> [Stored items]
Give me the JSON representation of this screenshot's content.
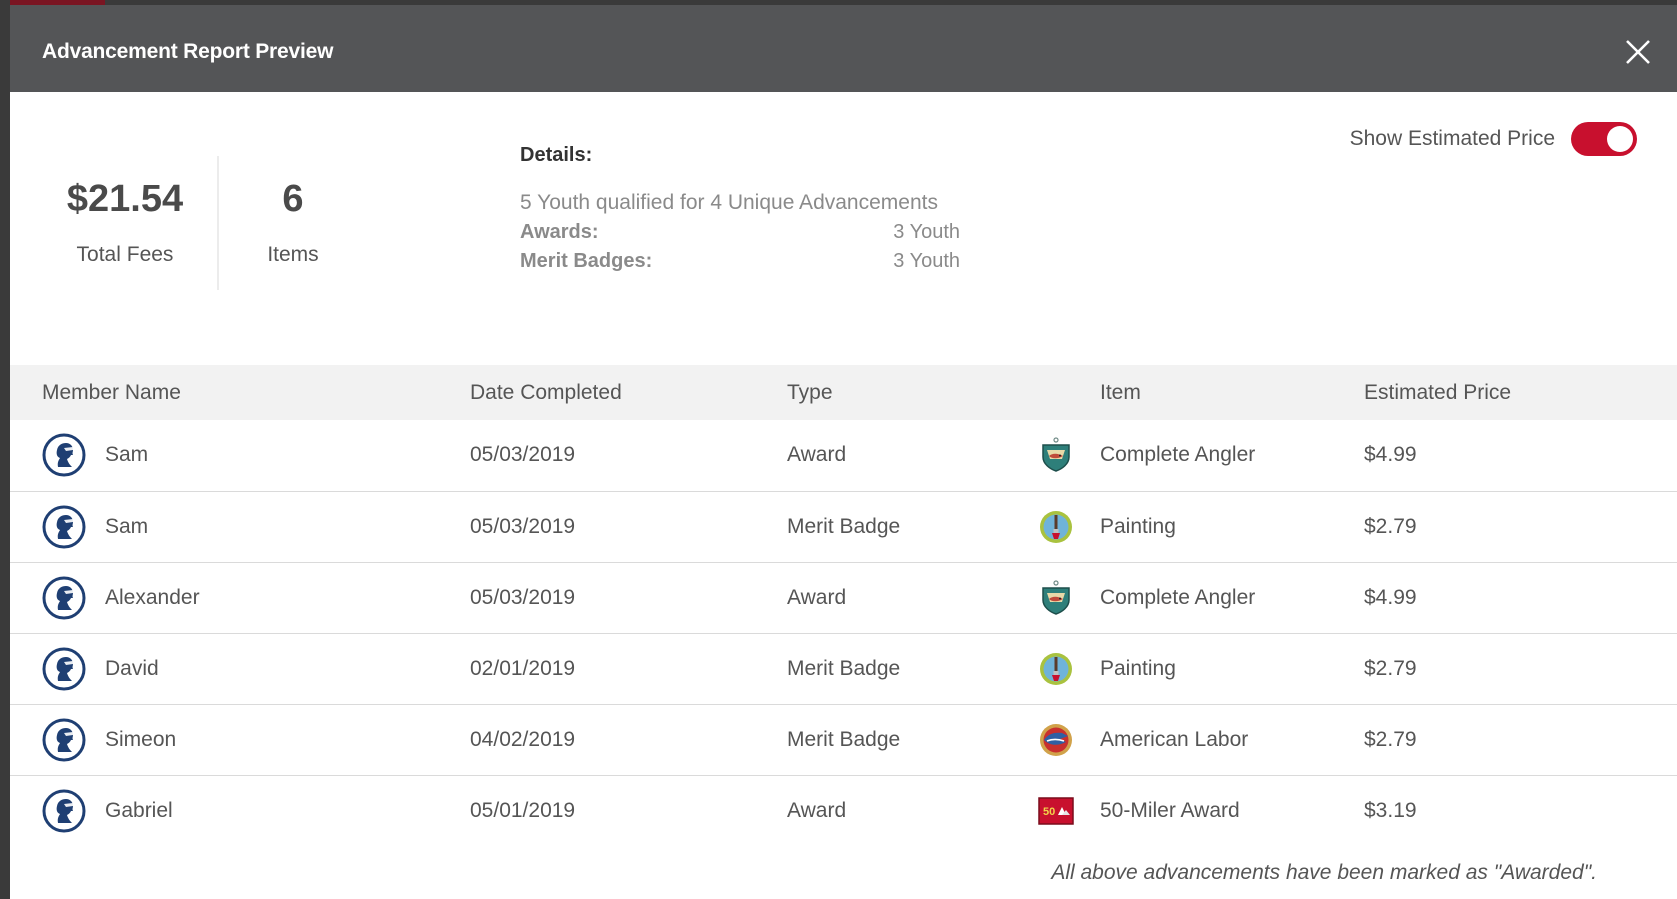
{
  "modal": {
    "title": "Advancement Report Preview"
  },
  "summary": {
    "total_fees": "$21.54",
    "total_fees_label": "Total Fees",
    "items_count": "6",
    "items_label": "Items"
  },
  "details": {
    "title": "Details:",
    "summary": "5 Youth qualified for 4 Unique Advancements",
    "awards_label": "Awards:",
    "awards_value": "3 Youth",
    "merit_label": "Merit Badges:",
    "merit_value": "3 Youth"
  },
  "toggle": {
    "label": "Show Estimated Price",
    "on": true
  },
  "table": {
    "headers": [
      "Member Name",
      "Date Completed",
      "Type",
      "Item",
      "Estimated Price"
    ],
    "rows": [
      {
        "name": "Sam",
        "date": "05/03/2019",
        "type": "Award",
        "item": "Complete Angler",
        "icon": "complete-angler-badge-icon",
        "price": "$4.99"
      },
      {
        "name": "Sam",
        "date": "05/03/2019",
        "type": "Merit Badge",
        "item": "Painting",
        "icon": "painting-badge-icon",
        "price": "$2.79"
      },
      {
        "name": "Alexander",
        "date": "05/03/2019",
        "type": "Award",
        "item": "Complete Angler",
        "icon": "complete-angler-badge-icon",
        "price": "$4.99"
      },
      {
        "name": "David",
        "date": "02/01/2019",
        "type": "Merit Badge",
        "item": "Painting",
        "icon": "painting-badge-icon",
        "price": "$2.79"
      },
      {
        "name": "Simeon",
        "date": "04/02/2019",
        "type": "Merit Badge",
        "item": "American Labor",
        "icon": "american-labor-badge-icon",
        "price": "$2.79"
      },
      {
        "name": "Gabriel",
        "date": "05/01/2019",
        "type": "Award",
        "item": "50-Miler Award",
        "icon": "fifty-miler-award-icon",
        "price": "$3.19"
      }
    ]
  },
  "footnote": "All above advancements have been marked as \"Awarded\".",
  "colors": {
    "header_bg": "#545557",
    "toggle_on": "#c8102e",
    "avatar_blue": "#1f3f73"
  }
}
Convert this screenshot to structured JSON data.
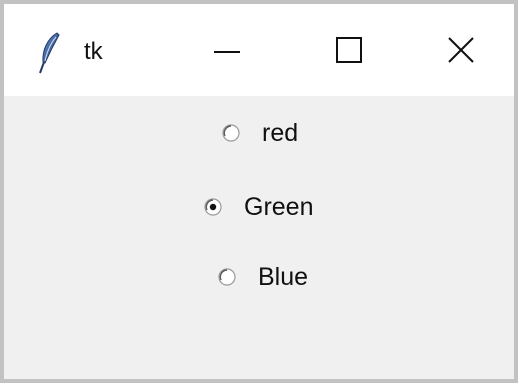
{
  "window": {
    "title": "tk",
    "icon": "tk-feather-icon",
    "controls": {
      "minimize": "minimize-icon",
      "maximize": "maximize-icon",
      "close": "close-icon"
    }
  },
  "radios": [
    {
      "label": "red",
      "checked": false
    },
    {
      "label": "Green",
      "checked": true
    },
    {
      "label": "Blue",
      "checked": false
    }
  ],
  "colors": {
    "titlebar": "#ffffff",
    "client": "#f0f0f0",
    "border": "#c2c2c2",
    "text": "#111111"
  }
}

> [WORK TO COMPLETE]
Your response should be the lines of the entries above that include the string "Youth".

> [ANSWER TO THE PROBLEM]
    "summary": "5 Youth qualified for 4 Unique Advancements",
    "awards_value": "3 Youth",
    "merit_value": "3 Youth"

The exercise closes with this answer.